JERUSALEM – Israel used the solemn occasion of Monday’s annual Holocaust memorial day to call on the world to prevent Iran from developing nuclear weapons and to draw new attention to the plight of the dwindling number of survivors.

The wail of air raid sirens pierced the air for two minutes as the country came to a standstill in a yearly ritual remembering the 6 million Jews who perished in World War II. People stood at attention and traffic halted during the moment of silence, as radio stations played mournful music throughout the day.

Israel was built on the ashes of the Holocaust, and preserving the memory of the Nazi genocide plays a central role in the country’s identity.

At the memorial’s opening ceremony late Sunday, Prime Minister Benjamin Netanyahu tried to draw parallels to the rise of Nazi Germany and the development of Iran’s nuclear program.

Israel, like the West, believes Iran is developing nuclear weapons, and Netanyahu derided the world’s response to curbing Tehran’s atomic ambitions as limp.

“If we have learned anything from the Holocaust, it is that we must not be silent or be deterred in the face of evil,” Netanyahu said.

Israel considers a nuclear-armed Iran an existential threat, underscored by Iranian President Mahmoud Ahmadinejad’s repeated references to the Jewish state’s destruction and Tehran’s support for anti-Israeli militant groups.
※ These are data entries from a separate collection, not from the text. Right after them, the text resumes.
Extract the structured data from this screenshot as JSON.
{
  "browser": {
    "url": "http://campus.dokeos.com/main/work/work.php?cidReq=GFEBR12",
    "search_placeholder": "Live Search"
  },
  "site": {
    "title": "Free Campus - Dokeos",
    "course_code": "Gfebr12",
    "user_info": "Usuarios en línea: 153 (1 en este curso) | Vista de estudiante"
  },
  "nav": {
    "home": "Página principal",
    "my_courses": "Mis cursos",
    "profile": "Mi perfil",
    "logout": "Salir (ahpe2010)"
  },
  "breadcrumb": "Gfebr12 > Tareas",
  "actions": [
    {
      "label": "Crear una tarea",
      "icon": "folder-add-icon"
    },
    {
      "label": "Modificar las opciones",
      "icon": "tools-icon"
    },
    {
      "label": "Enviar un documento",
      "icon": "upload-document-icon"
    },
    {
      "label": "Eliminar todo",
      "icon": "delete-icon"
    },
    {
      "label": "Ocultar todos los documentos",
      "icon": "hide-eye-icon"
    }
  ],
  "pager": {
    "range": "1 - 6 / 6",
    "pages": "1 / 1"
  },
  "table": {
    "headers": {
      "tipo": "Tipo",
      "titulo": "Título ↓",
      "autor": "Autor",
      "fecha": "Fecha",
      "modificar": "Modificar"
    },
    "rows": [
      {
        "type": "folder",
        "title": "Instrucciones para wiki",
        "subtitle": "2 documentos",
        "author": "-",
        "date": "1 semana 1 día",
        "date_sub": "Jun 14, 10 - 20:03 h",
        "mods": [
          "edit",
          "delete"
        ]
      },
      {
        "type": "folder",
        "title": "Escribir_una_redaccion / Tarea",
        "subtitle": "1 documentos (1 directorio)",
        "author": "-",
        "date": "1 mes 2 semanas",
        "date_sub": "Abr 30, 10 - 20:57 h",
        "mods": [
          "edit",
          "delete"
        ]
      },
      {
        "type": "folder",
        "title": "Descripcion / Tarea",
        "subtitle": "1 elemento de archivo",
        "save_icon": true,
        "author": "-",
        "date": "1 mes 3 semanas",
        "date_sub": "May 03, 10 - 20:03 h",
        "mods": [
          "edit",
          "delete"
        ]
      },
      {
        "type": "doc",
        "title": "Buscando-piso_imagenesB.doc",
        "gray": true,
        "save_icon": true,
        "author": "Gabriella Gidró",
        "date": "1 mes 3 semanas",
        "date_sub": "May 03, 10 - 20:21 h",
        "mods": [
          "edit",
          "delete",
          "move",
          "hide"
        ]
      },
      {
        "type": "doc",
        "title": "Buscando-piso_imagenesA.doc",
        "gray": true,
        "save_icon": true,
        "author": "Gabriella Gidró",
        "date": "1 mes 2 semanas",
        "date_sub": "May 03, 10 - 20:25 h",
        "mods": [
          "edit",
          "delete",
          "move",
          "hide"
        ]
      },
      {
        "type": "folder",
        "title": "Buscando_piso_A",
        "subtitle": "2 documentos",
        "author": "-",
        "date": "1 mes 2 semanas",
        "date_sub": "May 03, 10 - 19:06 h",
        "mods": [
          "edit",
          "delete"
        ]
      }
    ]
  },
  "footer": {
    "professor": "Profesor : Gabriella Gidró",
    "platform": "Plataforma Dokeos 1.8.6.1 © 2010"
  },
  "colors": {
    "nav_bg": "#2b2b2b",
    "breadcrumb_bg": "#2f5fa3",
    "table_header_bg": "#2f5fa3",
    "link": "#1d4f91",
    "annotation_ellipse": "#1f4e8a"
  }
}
Israel has hinted at taking military action against Iran if diplomacy fails.

The Yad Vashem memorial authority picked “Voices of the Survivors” as the theme of this year’s commemoration. Sixty-five years after World War II, about 207,000 aging survivors, many of them destitute and alone, live in Israel, down 63,000 from just two years earlier.